That’s it, hope you like it, eat and be well!
While this recipe shows the step for entirely homemade chicken soup, you could also easily make this chicken noodle soup starting with already prepared stock and some raw chicken. Use about 3 quarts of chicken stock, and 2 boneless skinless chicken breasts and 2 chicken thighs and proceed to step 6. Making soup this way will take about 30 minutes.
- One 3 1/2-pound chicken, cut into parts—breast, thighs, backs, wings and neck (if available)
- 5 carrots (2 carrots scrubbed clean, but not peeled, cut into 2 inch chunks for the stock, 3 carrots peeled and cut into 1/4-inch rounds for the soup)
- 5 ribs of celery (2 ribs cut into 2 inch pieces for the stock, 3 ribs cut into 1/4-inch thick slices for the soup), including celery tops for the stock
- 1 onion, quartered (for stock, peel on is okay)
- 3 cloves of garlic, peel on, cut in half
- 2 to 3 sprigs of fresh thyme (or a teaspoon of dried)
- 1 bunch of parsley
- 5 whole peppercorns
- 8 to 12 ounces of egg noodles (depending on how noodle-y you want your soup)
- Freshly ground black pepper
1 Separate breast and thigh meat from bones: Remove the breast meat from the breast bones, and the thigh meat from the thigh bone, place in a bowl, cover and chill in the refrigerator until needed towards the end of preparing the soup.
Discard the breast and thigh skin. Remove and discard excess fat from chicken pieces.
2 Parboil bones for 3 minutes: Place breast and thigh bones, the back, leg, neck, and wings in a large (8 quart) pot. Cover with water. Bring to a full rolling boil. Boil for 3 minutes. After 3 minutes, remove from heat, drain off the water, rinse the bones and the pot.
3 Make stock with parboiled bones, celery, carrots, onion, garlic, thyme, parsley, peppercorns: Return the now parboiled bones to the clean pot. Add a couple carrots and a couple celery ribs, each cut into 2 inch chunks, and some celery tops if you have them, to the pot with the chicken. (Fennel tops or leek greens can be added too, if you have them.) Add the quartered onion, garlic cloves, thyme, one-half of the parsley, and the peppercorns to the pot.
Cover with an inch or two of water (about 3 quarts). Bring to a low simmer (about 185°F) and let simmer (the stock should be just barely bubbling), partially covered, for 1 1/2 hours.
4 Strain bones and solids from the stock: At the end of 1 1/2 hours strain out the bones and vegetables, reserving the stock.

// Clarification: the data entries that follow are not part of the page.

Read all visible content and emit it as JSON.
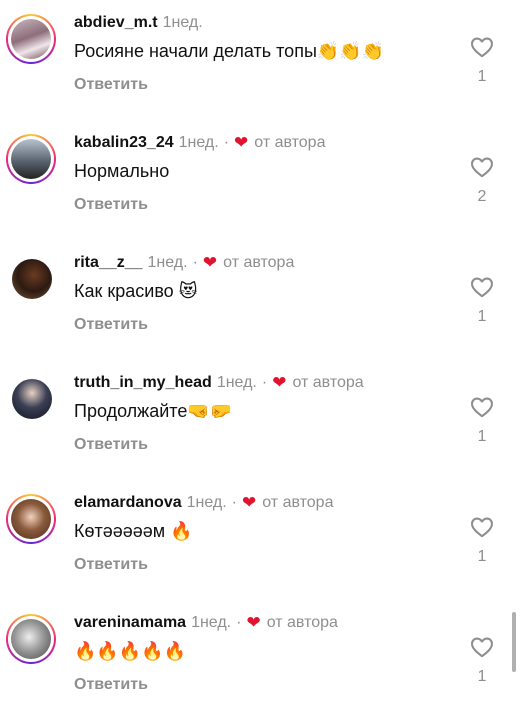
{
  "comments": [
    {
      "username": "abdiev_m.t",
      "time": "1нед.",
      "text": "Росияне начали делать топы",
      "emoji": "👏👏👏",
      "likes": "1",
      "reply": "Ответить",
      "from_author": false
    },
    {
      "username": "kabalin23_24",
      "time": "1нед.",
      "author_label": "от автора",
      "text": "Нормально",
      "emoji": "",
      "likes": "2",
      "reply": "Ответить",
      "from_author": true
    },
    {
      "username": "rita__z__",
      "time": "1нед.",
      "author_label": "от автора",
      "text": "Как красиво",
      "emoji": "😻",
      "likes": "1",
      "reply": "Ответить",
      "from_author": true
    },
    {
      "username": "truth_in_my_head",
      "time": "1нед.",
      "author_label": "от автора",
      "text": "Продолжайте",
      "emoji": "🤜🤛",
      "likes": "1",
      "reply": "Ответить",
      "from_author": true
    },
    {
      "username": "elamardanova",
      "time": "1нед.",
      "author_label": "от автора",
      "text": "Кѳтәәәәәм",
      "emoji": "🔥",
      "likes": "1",
      "reply": "Ответить",
      "from_author": true
    },
    {
      "username": "vareninamama",
      "time": "1нед.",
      "author_label": "от автора",
      "text": "",
      "emoji": "🔥🔥🔥🔥🔥",
      "likes": "1",
      "reply": "Ответить",
      "from_author": true
    }
  ],
  "separator": "·",
  "author_heart": "❤"
}
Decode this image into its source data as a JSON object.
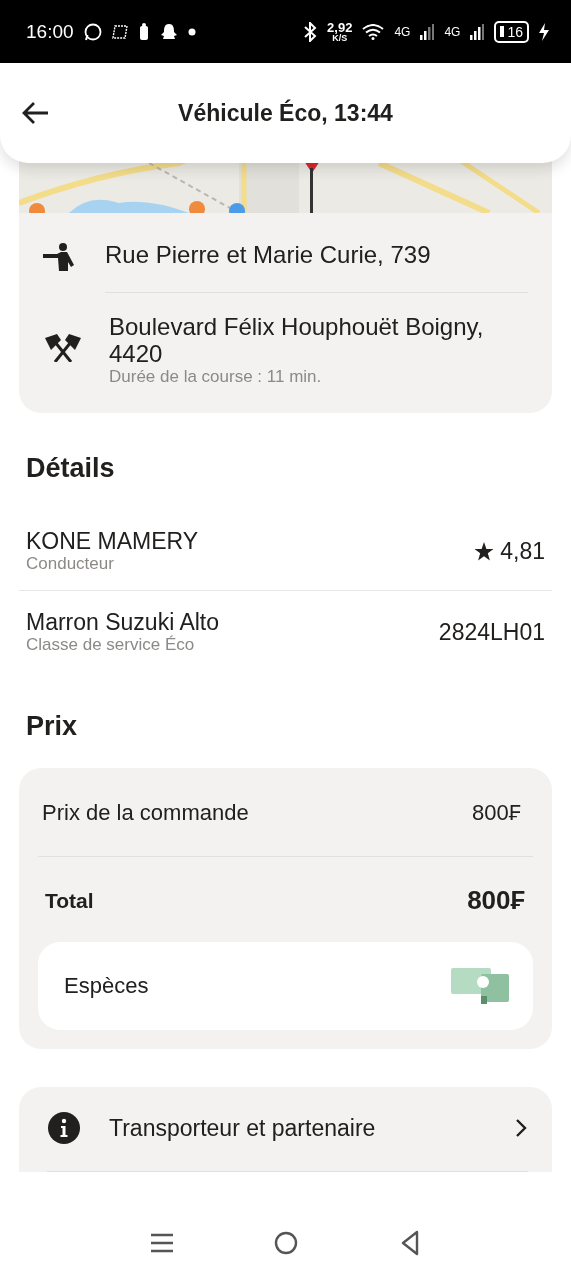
{
  "status_bar": {
    "time": "16:00",
    "speed_value": "2,92",
    "speed_unit": "K/S",
    "network_1": "4G",
    "network_2": "4G",
    "battery": "16"
  },
  "header": {
    "title": "Véhicule Éco, 13:44"
  },
  "route": [
    {
      "kind": "pickup",
      "address": "Rue Pierre et Marie Curie, 739"
    },
    {
      "kind": "destination",
      "address": "Boulevard Félix Houphouët Boigny, 4420",
      "note": "Durée de la course : 11 min."
    }
  ],
  "details": {
    "title": "Détails",
    "rows": [
      {
        "kind": "rating",
        "primary": "KONE MAMERY",
        "secondary": "Conducteur",
        "value": "4,81"
      },
      {
        "kind": "plate",
        "primary": "Marron Suzuki Alto",
        "secondary": "Classe de service Éco",
        "value": "2824LH01"
      }
    ]
  },
  "price": {
    "title": "Prix",
    "lines": [
      {
        "kind": "line",
        "label": "Prix de la commande",
        "value": "800₣"
      },
      {
        "kind": "total",
        "label": "Total",
        "value": "800₣"
      }
    ],
    "payment": "Espèces"
  },
  "links": [
    {
      "label": "Transporteur et partenaire"
    }
  ]
}
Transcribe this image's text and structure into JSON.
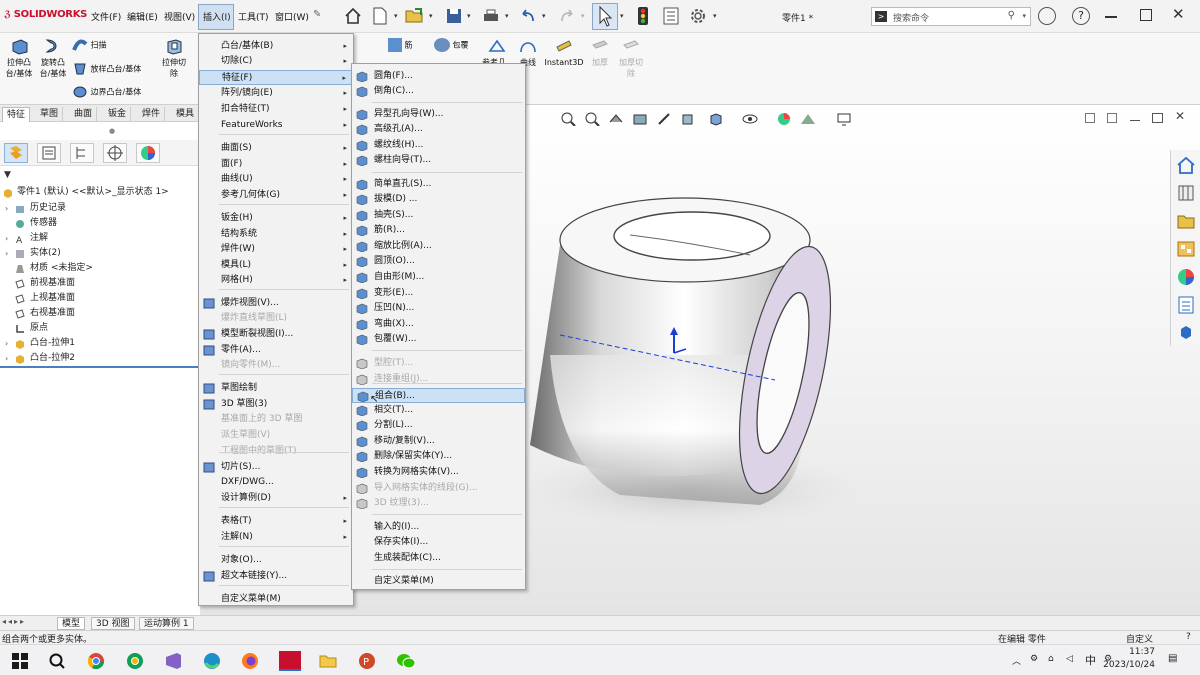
{
  "app": {
    "logo_text": "SOLIDWORKS",
    "document_title": "零件1 *"
  },
  "menubar": [
    "文件(F)",
    "编辑(E)",
    "视图(V)",
    "插入(I)",
    "工具(T)",
    "窗口(W)"
  ],
  "search": {
    "placeholder": "搜索命令"
  },
  "command_manager": {
    "items": [
      "拉伸凸台/基体",
      "旋转凸台/基体",
      "扫描",
      "放样凸台/基体",
      "边界凸台/基体",
      "拉伸切除",
      "筋",
      "包覆",
      "参考几...",
      "曲线",
      "Instant3D",
      "加厚",
      "加厚切除"
    ]
  },
  "feature_tabs": [
    "特征",
    "草图",
    "曲面",
    "钣金",
    "焊件",
    "模具"
  ],
  "tree": {
    "root": "零件1 (默认) <<默认>_显示状态 1>",
    "items": [
      "历史记录",
      "传感器",
      "注解",
      "实体(2)",
      "材质 <未指定>",
      "前视基准面",
      "上视基准面",
      "右视基准面",
      "原点",
      "凸台-拉伸1",
      "凸台-拉伸2"
    ]
  },
  "insert_menu": [
    "凸台/基体(B)",
    "切除(C)",
    "特征(F)",
    "阵列/镜向(E)",
    "扣合特征(T)",
    "FeatureWorks",
    "曲面(S)",
    "面(F)",
    "曲线(U)",
    "参考几何体(G)",
    "钣金(H)",
    "结构系统",
    "焊件(W)",
    "模具(L)",
    "网格(H)",
    "爆炸视图(V)...",
    "爆炸直线草图(L)",
    "模型断裂视图(I)...",
    "零件(A)...",
    "镜向零件(M)...",
    "草图绘制",
    "3D 草图(3)",
    "基准面上的 3D 草图",
    "派生草图(V)",
    "工程图中的草图(T)",
    "切片(S)...",
    "DXF/DWG...",
    "设计算例(D)",
    "表格(T)",
    "注解(N)",
    "对象(O)...",
    "超文本链接(Y)...",
    "自定义菜单(M)"
  ],
  "features_submenu": [
    "圆角(F)...",
    "倒角(C)...",
    "异型孔向导(W)...",
    "高级孔(A)...",
    "螺纹线(H)...",
    "螺柱向导(T)...",
    "简单直孔(S)...",
    "拔模(D) ...",
    "抽壳(S)...",
    "筋(R)...",
    "缩放比例(A)...",
    "圆顶(O)...",
    "自由形(M)...",
    "变形(E)...",
    "压凹(N)...",
    "弯曲(X)...",
    "包覆(W)...",
    "型腔(T)...",
    "连接重组(J)...",
    "组合(B)...",
    "相交(T)...",
    "分割(L)...",
    "移动/复制(V)...",
    "删除/保留实体(Y)...",
    "转换为网格实体(V)...",
    "导入网格实体的线段(G)...",
    "3D 纹理(3)...",
    "输入的(I)...",
    "保存实体(I)...",
    "生成装配体(C)...",
    "自定义菜单(M)"
  ],
  "model_tabs": [
    "模型",
    "3D 视图",
    "运动算例 1"
  ],
  "status": {
    "left": "组合两个或更多实体。",
    "mode": "在编辑 零件",
    "custom": "自定义"
  },
  "taskbar": {
    "ime": "中",
    "time": "11:37",
    "date": "2023/10/24"
  },
  "colors": {
    "accent": "#2b6cc4",
    "highlight": "#cde1f5",
    "solidworks_red": "#c8102e"
  }
}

If you want, set aside and strip the bones of any remaining meat. After parboiling and 1 1/2 hours of cooking the meat will be rather dry and tasteless, though you can use it in a chicken salad. Rinse out the pot and return the stock to the pot.
5 Salt the stock: Taste the stock. It should be rather bland because up to now, no salt has been added. Add salt to taste. As a guideline, for each quart of stock, add 2 teaspoons of salt.
6 Add carrots, celery: Add the sliced carrots and celery to the stock, bring to a simmer.
7 Cut raw chicken breast and thigh meat, add to stock: Cut the chicken breast and thigh meat into bite-sized pieces. Add to the pot with the carrots, celery, and stock.
8 Add noodles, bring to simmer: Add the egg noodles and return to a simmer. Note that the noodles will expand substantially in the soup broth as they cook.
Simmer for until the egg noodles are just barely cooked through, al dente (about 5 minutes or so, depending on your package of noodles), and the chicken is just cooked through.
9 Add parsley, salt, pepper, thyme to serve: Stir in a handful of chopped fresh parsley. Add freshly ground black pepper, more thyme, and more salt to taste.